25 March 2015: A well-articulated Māori-centric story, deep connections to its local community, suppliers and partners, and a strong-minded and fully integrated approach to international business have helped Taupo-based company Miraka secure the inaugural He kai kei aku ringa for Māori Excellence in Export award at tonight’s New Zealand International Business Awards. Nelson-based Sealord and premium food and beverage company Kono were also finalists in the category.
The Award, supported by The Ministry of Business, Innovation and Employment, Te Puni Kōkiri and The Treasury, recognises Māori business contribution to the New Zealand export economy and the approach, values and tikanga that underpin and uniquely define Māori business.
Established in 2011, Miraka is a predominately Māori-owned business that manufactures milk powder and UHT milk products for export to 23 countries throughout Africa, the Middle East, Asia, the Pacific, and Latin America. It is also the first company in the world to use renewable electricity and steam to run milk powder processing operations.
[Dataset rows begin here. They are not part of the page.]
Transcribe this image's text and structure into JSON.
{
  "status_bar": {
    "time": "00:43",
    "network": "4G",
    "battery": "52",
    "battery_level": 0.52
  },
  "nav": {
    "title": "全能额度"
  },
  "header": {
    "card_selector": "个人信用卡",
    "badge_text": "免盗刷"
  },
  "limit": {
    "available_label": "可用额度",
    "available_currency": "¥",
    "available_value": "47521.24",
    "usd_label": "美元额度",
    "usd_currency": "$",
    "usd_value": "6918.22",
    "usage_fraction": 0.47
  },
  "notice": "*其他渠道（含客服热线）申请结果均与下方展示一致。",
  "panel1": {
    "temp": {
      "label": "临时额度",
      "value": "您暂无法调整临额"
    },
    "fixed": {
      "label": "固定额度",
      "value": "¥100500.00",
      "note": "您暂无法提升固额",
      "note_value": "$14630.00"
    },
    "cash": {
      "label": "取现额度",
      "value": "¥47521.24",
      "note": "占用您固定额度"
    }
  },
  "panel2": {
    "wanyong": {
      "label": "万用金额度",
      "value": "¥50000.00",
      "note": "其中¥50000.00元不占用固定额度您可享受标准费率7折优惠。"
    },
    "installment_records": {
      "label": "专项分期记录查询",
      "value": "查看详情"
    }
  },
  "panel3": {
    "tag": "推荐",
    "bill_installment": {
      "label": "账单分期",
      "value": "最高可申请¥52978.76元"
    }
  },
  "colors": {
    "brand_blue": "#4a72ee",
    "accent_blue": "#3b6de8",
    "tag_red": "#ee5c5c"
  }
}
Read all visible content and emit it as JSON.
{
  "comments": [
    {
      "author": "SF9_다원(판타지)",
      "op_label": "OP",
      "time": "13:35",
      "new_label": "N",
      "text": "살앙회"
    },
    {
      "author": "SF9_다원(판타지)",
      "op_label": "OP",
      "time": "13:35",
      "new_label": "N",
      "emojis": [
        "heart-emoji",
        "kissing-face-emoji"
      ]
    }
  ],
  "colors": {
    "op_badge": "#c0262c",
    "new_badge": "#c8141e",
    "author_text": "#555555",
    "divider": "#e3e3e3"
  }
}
The judging panel, featuring Robin Hapi, Sir Wira Gardiner, Tina Wilson and Janine Smith, described Miraka as a “single-minded and fully integrated Māori business”. The panel noted that with kaupapa firmly embedded into the business, Miraka clearly shows what it means to be a Māori business
“The panel consider Miraka to be a new, innovative and exciting Māori business with Māori values and principles clearly embedded across its organisation,” they said.
Miraka was set up as a Māori-owned and managed vertically-integrated dairy business in order to secure better returns for the owners. This focus on protecting its resources provides a sense of security for suppliers, staff and customers who know Miraka is here to stay. Its establishment is a source of pride for Māori around New Zealand who see the company succeeding in a tightly regulated, volatile and competitive industry.
Miraka’s business is underpinned by the values of tikanga, kaitiakitanga, innovation, excellence and integrity. The company works closely with all its suppliers, monitoring and supporting them to ensure its high environmental standards are met. The price premium Miraka pays its milk suppliers has seen an additional $5 million injected into the local rural economy over the past three years.
Judge Robin Hapi says it is terrific to see “three mighty stars of the Māori economy” competing for this inaugural award.
“We acknowledge the mana, ancestors and journeys of Kono and Sealord, as well as Miraka. But if the Māori economy is going to grow, more Māori companies of international scale need to take their place on the world’s stage.
“Miraka serves as an inspiration to other Māori companies who currently are - or have ambition to - grow internationally.”
Journalists seeking more information can contact:
Senior Communications Consultant, NZTE
(09) 354 9139
About the New Zealand International Business Awards
The New Zealand International Business Awards are organised by NZTE, with the support of Strategic Partner ANZ. They celebrate New Zealand business success in the world and recognise professional excellence and innovative practice. They provide an opportunity for New Zealand businesses to benchmark performance, build capability and boost employee morale.
The panel for the He kai kei aku ringa for Māori Excellence in Export award featured:
- Robin Hapi, NZTE and Callaghan Innovation Board Member, Chair of BERL, Chair of Te Wananga-o-Raukawa.
- Sir Wira Gardiner, Chairman of holding company Lawson Powell Limited and former professional soldier, senior public servant and writer.
- Tina Wilson, Chief Executive Officer for the Iwi Investor Group, Senior Investment Advisor and Specialised Manager for the IWIinvestor KiwiSaver Scheme, Director of tourism company Kai Waho, and Chair of Professional Services company He Akina.
- Janine Smith, Chair of AsureQuality, Director of Steel and Tube Holdings and Kensington Swan Legal, and a Principal of The Boardroom Practice Limited.
The Māori economy
The Māori economy is substantial, totaling around $40 billion across a range of asset classes including: 40% of forestry land, 38% of fishing quota, 30% of lamb production, 12% of beef and sheep units, 10% of dairy production, 10% of kiwifruit, and ownership of geothermal, digital, services, education and tourism businesses.
Māori population are young (23.9 years median age) and represent a large section of the future workforce – 63% of the population are working age.